Workers’ compensation, a program that assists injured workers throughout their rehabilitation, may provide financial compensation for workplace injuries. This program also offers financial compensation/disability benefits to people who may never heal completely from their injuries. Furthermore, it provides death benefits to people who are killed on the job.
Victims and their loved ones should contact a workers’ compensation attorney for assistance traversing the complicated path of seeking to secure the reimbursement they urgently need and deserve.
Workers’ Compensation: How Much are Body Parts Worth?
As bizarre as it sounds, each state has the legal right to set its compensation for body part injuries. Several states have a predetermined injury protocol that stipulates the amount to be paid if an employee loses a limb or sensory ability. In Florida, for example, you won’t find such a list. That is not to say that remuneration for limb loss is not accessible. Workers injured in the state are reimbursed according to their degree of impairment. A workers’ compensation attorney can assist you in proving your injuries and related impairment, allowing you to earn a higher payout.
Bearing this in mind, you can see how settlements differ based on where you were hurt. In California, an employee who loses a big toe would earn somewhat more than $6,000 in compensation. A similar injury in Oregon would result in a compensation of more than $90,000. Without question, this is a difficult concept to grasp. Is it possible to place a monetary value on a body part? While the question seems abstract, the answer is, sadly, yes.
The amount you receive after an injury also depends on which means you’ve used to get compensation, which might be reimbursement from your state’s workers compensation fund, accidental death, and dismemberment (AD&D) policy, or a lawsuit.
At the same time, the compensation from an accidental death and dismemberment insurance coverage might be $5,000, or 25% of a $20,000 AD&D policy.
The amount you get differs by state, but most state workers’ compensation boards base their payments on a portion of your weekly wage multiplied by the number of weeks attributed to the lost part.
In New York, for example, losing an arm while working would entitle you to 312 weeks of remuneration at 66 and 2/3 of your average weekly pay, with a ceiling of $400.
What We Recommend

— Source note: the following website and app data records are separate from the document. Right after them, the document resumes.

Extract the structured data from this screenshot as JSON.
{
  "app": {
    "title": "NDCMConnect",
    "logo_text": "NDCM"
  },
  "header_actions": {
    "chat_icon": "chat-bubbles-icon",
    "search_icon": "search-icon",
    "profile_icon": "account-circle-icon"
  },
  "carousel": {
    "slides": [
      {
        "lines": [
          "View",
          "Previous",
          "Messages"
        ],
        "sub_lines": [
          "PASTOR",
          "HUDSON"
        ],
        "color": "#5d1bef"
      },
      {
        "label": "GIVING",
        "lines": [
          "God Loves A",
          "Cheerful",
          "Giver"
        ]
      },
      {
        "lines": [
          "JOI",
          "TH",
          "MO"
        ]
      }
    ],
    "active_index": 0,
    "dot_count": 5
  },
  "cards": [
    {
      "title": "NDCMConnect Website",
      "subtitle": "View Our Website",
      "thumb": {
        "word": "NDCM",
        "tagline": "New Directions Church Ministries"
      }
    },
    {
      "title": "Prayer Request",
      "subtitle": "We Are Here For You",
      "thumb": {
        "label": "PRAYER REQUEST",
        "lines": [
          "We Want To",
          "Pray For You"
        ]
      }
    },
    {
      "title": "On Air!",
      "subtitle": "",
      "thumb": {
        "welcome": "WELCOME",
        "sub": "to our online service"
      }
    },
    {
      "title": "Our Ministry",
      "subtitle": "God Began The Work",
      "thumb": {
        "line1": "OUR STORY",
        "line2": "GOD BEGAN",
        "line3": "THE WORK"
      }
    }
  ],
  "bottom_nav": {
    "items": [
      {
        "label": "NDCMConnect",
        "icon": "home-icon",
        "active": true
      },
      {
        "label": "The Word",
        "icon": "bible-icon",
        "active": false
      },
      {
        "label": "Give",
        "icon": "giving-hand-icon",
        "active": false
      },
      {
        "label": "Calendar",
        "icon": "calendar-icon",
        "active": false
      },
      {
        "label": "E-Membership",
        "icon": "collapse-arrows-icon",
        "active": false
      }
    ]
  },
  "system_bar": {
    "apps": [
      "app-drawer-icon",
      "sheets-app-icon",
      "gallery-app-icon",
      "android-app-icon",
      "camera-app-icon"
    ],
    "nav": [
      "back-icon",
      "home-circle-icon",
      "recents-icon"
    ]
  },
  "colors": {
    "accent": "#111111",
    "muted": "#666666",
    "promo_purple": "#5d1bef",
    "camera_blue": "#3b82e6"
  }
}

Now that you have some understanding of worker’s compensation law, you should have realized by now that you’re better off in the hands of a professional. Getting an experienced employment lawyer familiar with the state’s law and who has dealt with serious injuries before will help you get the compensation you deserve.